The court held the Markman hearing in this case on August 3, 2007. The Markman hearing in this case was the first instance in which this court has conducted a hearing using teleconferencing and “webcasts” of the parties’ presentations over the internet. The court and the parties found that this procedure was also extremely effective in both presenting the parties’ arguments and saving the parties substantial sums in attorney fees and travel costs.
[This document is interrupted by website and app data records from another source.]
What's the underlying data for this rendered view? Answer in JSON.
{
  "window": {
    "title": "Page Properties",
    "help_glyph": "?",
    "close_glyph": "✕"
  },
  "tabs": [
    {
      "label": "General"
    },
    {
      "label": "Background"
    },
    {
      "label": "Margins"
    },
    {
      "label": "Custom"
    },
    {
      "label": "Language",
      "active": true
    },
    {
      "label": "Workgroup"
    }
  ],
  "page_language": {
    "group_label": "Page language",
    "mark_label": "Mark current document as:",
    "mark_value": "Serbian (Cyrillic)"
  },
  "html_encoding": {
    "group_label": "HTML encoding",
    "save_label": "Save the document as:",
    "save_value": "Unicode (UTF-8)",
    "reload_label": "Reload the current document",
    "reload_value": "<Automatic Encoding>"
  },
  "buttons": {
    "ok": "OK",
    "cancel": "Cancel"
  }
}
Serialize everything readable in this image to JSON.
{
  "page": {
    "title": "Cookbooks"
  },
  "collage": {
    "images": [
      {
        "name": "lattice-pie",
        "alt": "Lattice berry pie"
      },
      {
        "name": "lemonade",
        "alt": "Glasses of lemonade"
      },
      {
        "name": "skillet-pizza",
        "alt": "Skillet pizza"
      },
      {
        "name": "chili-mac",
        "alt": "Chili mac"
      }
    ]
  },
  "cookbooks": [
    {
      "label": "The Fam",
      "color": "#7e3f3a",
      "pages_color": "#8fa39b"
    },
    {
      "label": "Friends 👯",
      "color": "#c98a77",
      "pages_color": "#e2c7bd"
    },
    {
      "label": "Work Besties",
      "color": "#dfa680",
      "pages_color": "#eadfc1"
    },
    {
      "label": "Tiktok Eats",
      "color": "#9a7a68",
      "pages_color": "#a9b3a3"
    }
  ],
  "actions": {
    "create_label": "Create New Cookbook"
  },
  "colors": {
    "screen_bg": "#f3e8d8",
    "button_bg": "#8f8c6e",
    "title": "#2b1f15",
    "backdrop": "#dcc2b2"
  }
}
Owing to the last minute notice by the plaintiff of a desire to present materials using PowerPoint via a webcast and some technical difficulties with working out the procedure to surrender “moderator” rights from one party to the other, the parties actually presented separate, simultaneous webcasts, one for the plaintiff’s presentation and one for the defendants’ presentation, instead of a single webcast. In fact, the parties used different webcast hosts in this case: one used Netspoke and the other used Webex. The court and the parties each logged in to both webcasts at the beginning of the conference call, then switched between them as the parties made their arguments. Although not as elegant a procedure as a single webcast would likely have been, the simultaneous webcasts procedure was very effective, eliminated the technical difficulties in the short time available, and proved quite workable. One “glitch” that occurred when the plaintiff “timed out” of the defendants’ webcast was quickly remedied by the plaintiff logging back in. The parties had also taken the precaution of providing the court and each other with copies of their presentation slides by e-mail prior to the hearing, so that even when the plaintiff temporarily lost the defendant’s webcast, the plaintiff was able to follow the defendant’s presentation by using the copy that the plaintiff had received. The court heartily recommends requiring such a backup procedure when using technology, whether new or tested and true, even though “Murphy’s Law” has not yet been codified into the United States Code.